Some bond traders are eliminating or reducing the size of their bets while others are utilizing options as opposed to actual Treasury securities. These actions reflect how the Fed's overwhelming presence in markets, which began with the 2008 financial crisis and shows no signs of ending, is distorting traditional trading strategies by reducing volatility, adding fuel to a record-setting advance in stocks, allowing Fed-backed credit markets to price at record levels, and curbing Treasury yields at levels that may no longer fully reflect market sentiment or investors' belief in the economy's strength.
Were it not for Fed policy makers frequently affirming that they will do whatever it takes to bolster the economy, the ten-year yield would have likely already pushed above 1.00%, perhaps well above it. Instead, this benchmark yield has edged lower every time it has come close to that level since March, dragged down by traders worried that the Fed could adjust its bond purchases.
This fear has led to a significant amount of yield curve steepening trades to be unwound in recent trading sessions as fixed income speculators have begun to rethink their steepening bets as the ten-year Treasury threatened to breach 1.00% once again. This has led to a flattening of the two-to-ten-year Treasury yield spread back down to as low as 75 bps (or, 0.75%) from its recent run up to over 82 bps (or, 0.82%) on Wednesday, a three-year high: It is hard for bond traders to have conviction when they are just one announcement away from the Fed crushing their bets and ruining their year. With market expectations for Fed action tamping down yields, traditional signals sent by those rates have become less reliable for interpreting investor sentiment.

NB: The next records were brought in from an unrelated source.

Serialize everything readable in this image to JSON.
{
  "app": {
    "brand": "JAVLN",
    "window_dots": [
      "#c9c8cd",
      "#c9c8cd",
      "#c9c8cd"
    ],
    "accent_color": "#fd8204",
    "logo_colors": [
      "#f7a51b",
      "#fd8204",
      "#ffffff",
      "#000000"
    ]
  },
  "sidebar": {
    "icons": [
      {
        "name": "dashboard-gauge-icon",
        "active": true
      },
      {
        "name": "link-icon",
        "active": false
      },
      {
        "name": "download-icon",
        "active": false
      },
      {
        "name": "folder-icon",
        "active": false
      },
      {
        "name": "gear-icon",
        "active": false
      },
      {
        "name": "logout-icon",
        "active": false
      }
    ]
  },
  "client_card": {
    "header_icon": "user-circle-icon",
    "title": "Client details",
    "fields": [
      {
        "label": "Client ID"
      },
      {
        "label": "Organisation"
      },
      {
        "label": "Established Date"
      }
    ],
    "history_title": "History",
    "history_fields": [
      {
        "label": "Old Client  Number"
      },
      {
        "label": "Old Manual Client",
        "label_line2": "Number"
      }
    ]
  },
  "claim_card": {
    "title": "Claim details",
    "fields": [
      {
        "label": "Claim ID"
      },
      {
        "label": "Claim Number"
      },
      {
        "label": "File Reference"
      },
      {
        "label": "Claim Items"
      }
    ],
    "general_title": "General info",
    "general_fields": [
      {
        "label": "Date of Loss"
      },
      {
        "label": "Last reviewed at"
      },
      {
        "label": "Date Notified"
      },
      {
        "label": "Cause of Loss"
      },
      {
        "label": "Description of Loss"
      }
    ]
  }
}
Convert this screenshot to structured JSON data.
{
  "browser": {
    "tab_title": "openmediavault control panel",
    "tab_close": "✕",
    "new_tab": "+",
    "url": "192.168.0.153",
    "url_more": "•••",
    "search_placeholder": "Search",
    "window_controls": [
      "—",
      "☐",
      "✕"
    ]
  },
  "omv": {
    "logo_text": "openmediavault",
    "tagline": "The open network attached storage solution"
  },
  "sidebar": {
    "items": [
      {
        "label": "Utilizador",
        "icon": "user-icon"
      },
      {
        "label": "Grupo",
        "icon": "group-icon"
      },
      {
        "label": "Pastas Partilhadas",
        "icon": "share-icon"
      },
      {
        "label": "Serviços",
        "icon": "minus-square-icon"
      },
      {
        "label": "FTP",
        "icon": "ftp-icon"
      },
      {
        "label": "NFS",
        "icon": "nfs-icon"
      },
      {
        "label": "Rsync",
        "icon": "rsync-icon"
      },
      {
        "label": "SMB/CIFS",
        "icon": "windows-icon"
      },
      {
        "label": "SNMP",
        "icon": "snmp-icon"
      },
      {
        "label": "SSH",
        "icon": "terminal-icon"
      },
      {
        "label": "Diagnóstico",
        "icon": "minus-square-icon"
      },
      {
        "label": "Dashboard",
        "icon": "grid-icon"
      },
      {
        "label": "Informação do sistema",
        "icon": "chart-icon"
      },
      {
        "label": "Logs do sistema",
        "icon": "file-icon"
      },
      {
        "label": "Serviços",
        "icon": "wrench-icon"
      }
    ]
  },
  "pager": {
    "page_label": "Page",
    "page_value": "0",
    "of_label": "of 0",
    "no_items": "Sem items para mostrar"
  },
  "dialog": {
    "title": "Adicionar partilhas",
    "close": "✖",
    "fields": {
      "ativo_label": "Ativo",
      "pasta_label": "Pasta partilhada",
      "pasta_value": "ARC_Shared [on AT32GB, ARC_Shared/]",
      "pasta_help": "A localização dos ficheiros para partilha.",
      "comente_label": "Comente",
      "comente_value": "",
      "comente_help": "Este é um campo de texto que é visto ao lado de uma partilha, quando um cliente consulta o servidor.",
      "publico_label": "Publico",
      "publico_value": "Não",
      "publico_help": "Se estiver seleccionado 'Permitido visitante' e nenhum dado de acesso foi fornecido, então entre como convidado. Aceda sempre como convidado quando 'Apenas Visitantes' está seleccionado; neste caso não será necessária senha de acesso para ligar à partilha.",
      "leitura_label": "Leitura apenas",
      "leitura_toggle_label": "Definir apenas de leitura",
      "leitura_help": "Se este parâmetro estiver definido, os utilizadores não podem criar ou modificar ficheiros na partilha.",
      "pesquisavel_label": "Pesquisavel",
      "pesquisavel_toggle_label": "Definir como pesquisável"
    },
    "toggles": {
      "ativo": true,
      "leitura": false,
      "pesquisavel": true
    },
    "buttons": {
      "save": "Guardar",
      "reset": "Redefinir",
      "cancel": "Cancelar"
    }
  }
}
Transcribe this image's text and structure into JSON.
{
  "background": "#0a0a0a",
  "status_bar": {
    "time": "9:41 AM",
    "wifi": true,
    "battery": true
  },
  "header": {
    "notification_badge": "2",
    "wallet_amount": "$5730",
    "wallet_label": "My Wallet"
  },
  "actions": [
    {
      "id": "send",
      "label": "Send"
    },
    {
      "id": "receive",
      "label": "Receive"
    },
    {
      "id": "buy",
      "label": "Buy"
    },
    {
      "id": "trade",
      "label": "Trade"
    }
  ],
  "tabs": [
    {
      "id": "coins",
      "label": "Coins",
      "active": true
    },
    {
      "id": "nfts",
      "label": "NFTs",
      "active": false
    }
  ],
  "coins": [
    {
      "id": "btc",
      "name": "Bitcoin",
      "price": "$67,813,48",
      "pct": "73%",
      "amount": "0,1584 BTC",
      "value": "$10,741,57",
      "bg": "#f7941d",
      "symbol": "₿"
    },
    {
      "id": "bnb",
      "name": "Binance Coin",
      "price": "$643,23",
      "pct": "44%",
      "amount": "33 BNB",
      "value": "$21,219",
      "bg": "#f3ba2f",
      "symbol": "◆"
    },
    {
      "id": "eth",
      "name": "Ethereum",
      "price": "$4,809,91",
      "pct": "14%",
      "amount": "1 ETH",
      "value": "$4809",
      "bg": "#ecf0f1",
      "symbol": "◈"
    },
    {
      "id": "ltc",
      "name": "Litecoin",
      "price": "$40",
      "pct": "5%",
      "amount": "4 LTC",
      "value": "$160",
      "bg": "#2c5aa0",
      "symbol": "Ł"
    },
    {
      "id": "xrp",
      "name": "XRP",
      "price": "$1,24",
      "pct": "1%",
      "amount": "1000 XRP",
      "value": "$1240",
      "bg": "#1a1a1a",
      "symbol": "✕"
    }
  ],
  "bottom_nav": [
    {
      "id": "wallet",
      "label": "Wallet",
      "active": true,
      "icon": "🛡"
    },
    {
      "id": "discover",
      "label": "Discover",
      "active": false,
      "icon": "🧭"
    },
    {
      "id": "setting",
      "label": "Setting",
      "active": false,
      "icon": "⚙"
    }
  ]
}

Higher yields are a double-edged sword for the Fed. On the one hand, they can signal greater confidence in the recovery and, indeed, Fed officials might even welcome them if they are accompanied by rising inflation expectations, which would most likely be accompanied with an improving employment picture. But the flip side is that rates climb too high, raising long-term borrowing costs, which is one of the last things the economy needs with the pandemic raging and millions still out of work.